- Entries supplied:
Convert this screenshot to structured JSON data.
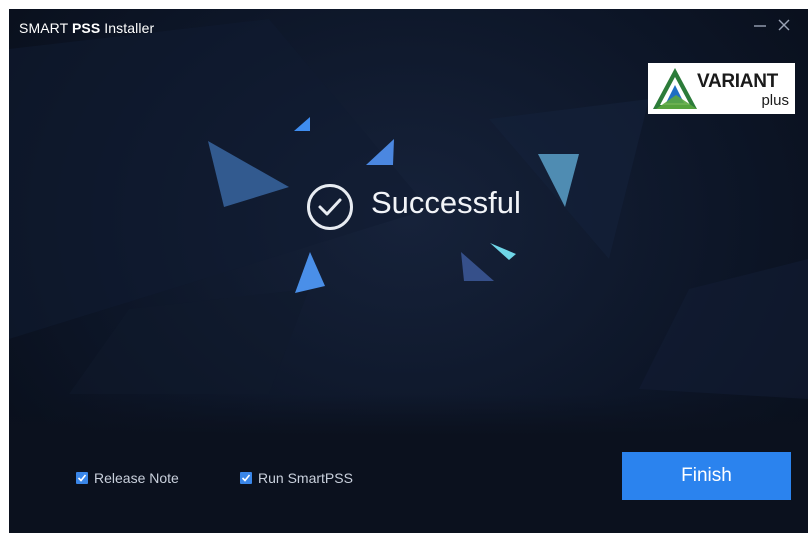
{
  "window": {
    "title_prefix": "SMART ",
    "title_brand": "PSS",
    "title_suffix": " Installer",
    "minimize_glyph": "—",
    "close_glyph": "✕"
  },
  "logo": {
    "main": "VARIANT",
    "sub": "plus"
  },
  "status": {
    "icon": "check-circle-icon",
    "text": "Successful"
  },
  "options": {
    "release_note": {
      "label": "Release Note",
      "checked": true
    },
    "run_smartpss": {
      "label": "Run SmartPSS",
      "checked": true
    }
  },
  "actions": {
    "finish_label": "Finish"
  },
  "colors": {
    "background": "#0d1628",
    "accent": "#2b83ee",
    "checkbox": "#3a86e8",
    "text": "#f2f4f8"
  }
}
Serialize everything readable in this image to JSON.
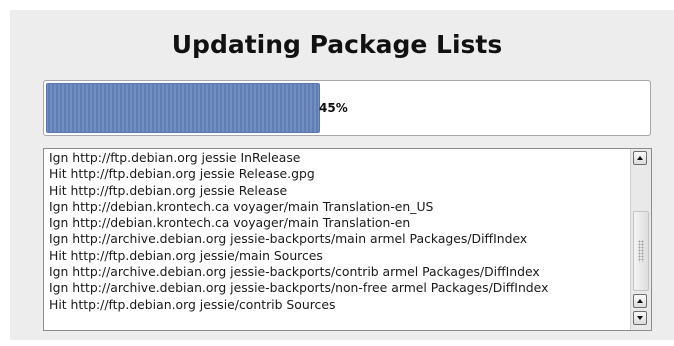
{
  "dialog": {
    "title": "Updating Package Lists"
  },
  "progress": {
    "value": 0.45,
    "label": "45%",
    "fill_color": "#6786bd"
  },
  "log": {
    "lines": [
      "Ign http://ftp.debian.org jessie InRelease",
      "Hit http://ftp.debian.org jessie Release.gpg",
      "Hit http://ftp.debian.org jessie Release",
      "Ign http://debian.krontech.ca voyager/main Translation-en_US",
      "Ign http://debian.krontech.ca voyager/main Translation-en",
      "Ign http://archive.debian.org jessie-backports/main armel Packages/DiffIndex",
      "Hit http://ftp.debian.org jessie/main Sources",
      "Ign http://archive.debian.org jessie-backports/contrib armel Packages/DiffIndex",
      "Ign http://archive.debian.org jessie-backports/non-free armel Packages/DiffIndex",
      "Hit http://ftp.debian.org jessie/contrib Sources"
    ]
  },
  "icons": {
    "scroll_up": "arrow-up-icon",
    "scroll_down": "arrow-down-icon"
  }
}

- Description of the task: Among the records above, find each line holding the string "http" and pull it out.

- Exercise solution:
      "Ign http://ftp.debian.org jessie InRelease",
      "Hit http://ftp.debian.org jessie Release.gpg",
      "Hit http://ftp.debian.org jessie Release",
      "Ign http://debian.krontech.ca voyager/main Translation-en_US",
      "Ign http://debian.krontech.ca voyager/main Translation-en",
      "Ign http://archive.debian.org jessie-backports/main armel Packages/DiffIndex",
      "Hit http://ftp.debian.org jessie/main Sources",
      "Ign http://archive.debian.org jessie-backports/contrib armel Packages/DiffIndex",
      "Ign http://archive.debian.org jessie-backports/non-free armel Packages/DiffIndex",
      "Hit http://ftp.debian.org jessie/contrib Sources"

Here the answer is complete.